Media reported that when people strolled along the canal in the Westerdok district of Amster, they may see a large pile of plastic waste piled up along the canal. And now Dutch start-up The Great Bubble Barrier is working with the city’s water authority and the Amsterdam city council on a three-year Westerdok pilot program to launch a new bubble “barrier” to stop plastic waste from flowing to the sea.
In theory, bubble walls from porous tubes (carrying compressed air on canal beds) can capture plastic waste without hampering ships or aquatic wildlife. Bubble barriers are even said to be able to combat the breeding of harmful algae by increasing the amount of oxygen in the water. The pipes are placed at an angle, so the flow of the river causes the garbage to flow to one side of the canal, where it can be collected and disposed of by floating platforms.
The company hopes the barrier will also capture smaller particles that Amsterdam’s garbage collectors cannot collect.
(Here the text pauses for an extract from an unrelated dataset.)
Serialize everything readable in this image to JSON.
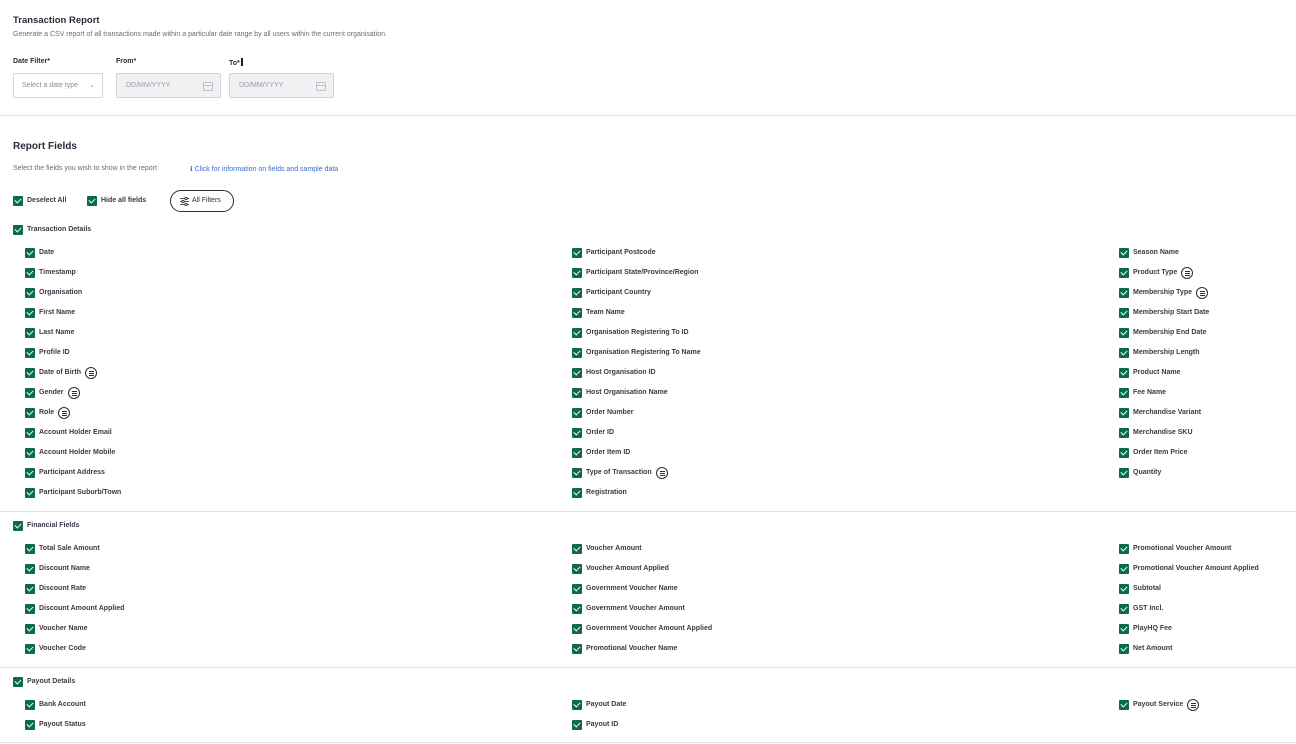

It is reported that these garbage collection vessels can collect about 42 tons of plastic waste from the city’s canals each year.
The company had previously tested the prototype on the Ethel River in the Netherlands. The prototype was found to capture an average of 86% of plastic waste, preventing it from entering the North Sea. The program is to analyze the captured waste to monitor the extent and type of plastic waste contamination in Amsterdam, as well as the effectiveness of the barrier itself.
According to figures released by the World Economic Forum in 2016, 8 million tons of plastic waste enter the ocean every year around the world, which is equivalent to “a garbage truck full of plastic dumping into the sea every minute”. In 2010 alone, between 4.8 million and 12.7 million tons of plastic waste were dumped into the ocean, a 2015 study published in the journal Science found.